I got an emailed press release from Mayor Wharton's office on Tuesday. It was headlined: "Gas, Groceries, or Games for Guns. No Questions Asked."
The email went on to offer details of an event being held at Hickory Ridge Mall on Saturday at 10 a.m. The deal, as spelled out in the press release, is as follows: "$50 gas or grocery card, or Grizzlies tickets, per person for each gun (limit 3 per individual)."
Something about this is a little off-putting. Especially the "no questions asked" part. Also the fact that it's obviously aimed at poor people. Fifty bucks isn't much money when you consider the price of a typical gun. I guess the supposition is that any gun being turned in for $50, no questions asked, is probably stolen or illegal and not being used for legitimate household protection. I wonder how the NRA feels about a government program that removes guns from the hands of poor people in a mostly black neighborhood. Talk about conflicted.
I did some research (coughwikipedia) into gun buy-back programs and discovered that other cities have offered much more for guns. Boston and San Francisco, for example, offered $200 apiece. (Or is that "a piece"?) It's also apparently not uncommon for private citizens to set up a buy-back facility near the official buy-back location and offer higher prices. That, I know the NRA would love.
Still, it seems unfair to target only poor people. Shouldn't we also be trying to buy back guns from middle-class and affluent Shelby Countians?
I say yes. And with that in mind, let me offer some, ahem, targeted incentives.
In Midtown, each person turning in a gun would receive their choice of the following: three dozen cupcakes from Gigi's, a one-day margarita tab at Chiwawa, a sidewalk table at Tsunami on a Friday night, VIP parking for a Levitt Shell concert, or a bike lane on your block, personally painted by Kyle Wagenschutz.
Downtown residents would get to choose from a free cornhole game set, a week's worth of "no questions asked" pooping privileges for your dog, being the Peabody Duckmaster for a day, 14 Arcade breakfasts, or an "I drank every beer" wall plate at Flying Saucer and five mentions in Paul Ryburn's blog.
In Germantown, residents could select from the following options: home gets coveted "Yard of the Month" award, "no questions asked" speeding privileges for a week, "unpoofable" commenting on the CA and Flyer websites for a month, a police-escorted trip into Midtown to eat at a real restaurant, or your very own school board.

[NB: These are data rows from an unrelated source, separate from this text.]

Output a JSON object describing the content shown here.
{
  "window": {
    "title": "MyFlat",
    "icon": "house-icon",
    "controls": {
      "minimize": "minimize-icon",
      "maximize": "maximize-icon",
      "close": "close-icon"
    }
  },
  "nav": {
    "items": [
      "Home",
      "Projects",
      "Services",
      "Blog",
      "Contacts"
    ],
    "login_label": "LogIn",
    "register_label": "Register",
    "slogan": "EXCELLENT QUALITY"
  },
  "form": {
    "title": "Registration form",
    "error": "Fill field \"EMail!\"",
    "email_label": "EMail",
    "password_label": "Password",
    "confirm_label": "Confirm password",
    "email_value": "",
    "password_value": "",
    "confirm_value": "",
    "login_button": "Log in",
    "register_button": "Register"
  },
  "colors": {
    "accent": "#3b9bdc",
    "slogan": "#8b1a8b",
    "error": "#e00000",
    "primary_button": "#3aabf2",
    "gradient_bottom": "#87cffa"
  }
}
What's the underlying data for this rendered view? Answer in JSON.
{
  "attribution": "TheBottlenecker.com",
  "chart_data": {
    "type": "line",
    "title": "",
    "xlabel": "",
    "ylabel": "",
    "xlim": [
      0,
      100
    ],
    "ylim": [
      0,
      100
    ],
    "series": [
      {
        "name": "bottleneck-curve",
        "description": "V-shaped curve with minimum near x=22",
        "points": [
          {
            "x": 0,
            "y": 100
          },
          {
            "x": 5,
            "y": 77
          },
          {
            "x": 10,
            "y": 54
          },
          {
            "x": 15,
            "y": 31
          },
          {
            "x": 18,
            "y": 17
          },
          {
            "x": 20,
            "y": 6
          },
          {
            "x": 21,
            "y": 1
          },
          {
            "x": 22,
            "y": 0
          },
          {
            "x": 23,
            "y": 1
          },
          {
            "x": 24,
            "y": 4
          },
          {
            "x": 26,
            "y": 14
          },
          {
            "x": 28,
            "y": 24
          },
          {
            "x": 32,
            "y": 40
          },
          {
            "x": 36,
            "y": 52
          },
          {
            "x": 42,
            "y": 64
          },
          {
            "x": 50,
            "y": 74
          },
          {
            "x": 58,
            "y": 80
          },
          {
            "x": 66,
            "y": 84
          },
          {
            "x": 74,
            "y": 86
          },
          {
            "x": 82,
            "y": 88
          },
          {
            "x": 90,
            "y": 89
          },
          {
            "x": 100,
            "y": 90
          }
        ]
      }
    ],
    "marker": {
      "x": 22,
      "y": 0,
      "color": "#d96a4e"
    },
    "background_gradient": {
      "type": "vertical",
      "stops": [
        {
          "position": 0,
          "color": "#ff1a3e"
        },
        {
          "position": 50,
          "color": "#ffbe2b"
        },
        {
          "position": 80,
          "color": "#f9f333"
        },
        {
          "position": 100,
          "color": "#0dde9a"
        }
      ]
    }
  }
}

It's deep in a November night in Memphis, and I'm awakened by rain. It's coming down hard, sounding like a million pebbles hitting the roof. The gutter I've been meaning to clean is overflowing outside the bedroom window. A flash of lightning illuminates the room, and I do what I've done since I was a boy: count the seconds 'til the thunder rolls. I get almost to 10 before I hear a distant rumble. Two miles or so. Someone else's lightning ...
I'm writing this from the restroom facility at Big Hill Pond State Park in southern McNairy County. On Monday, I commandeered the building, which contains the men's and women's restrooms, some racks of pamphlets, and two vending machines. There's no one here right now, but I plan to stay as long as necessary to protest the fact that the state of Tennessee is run by oppressive know-nothings who wouldn't know small government — or freedom, for that matter — if it bit them on their considerable backsides ...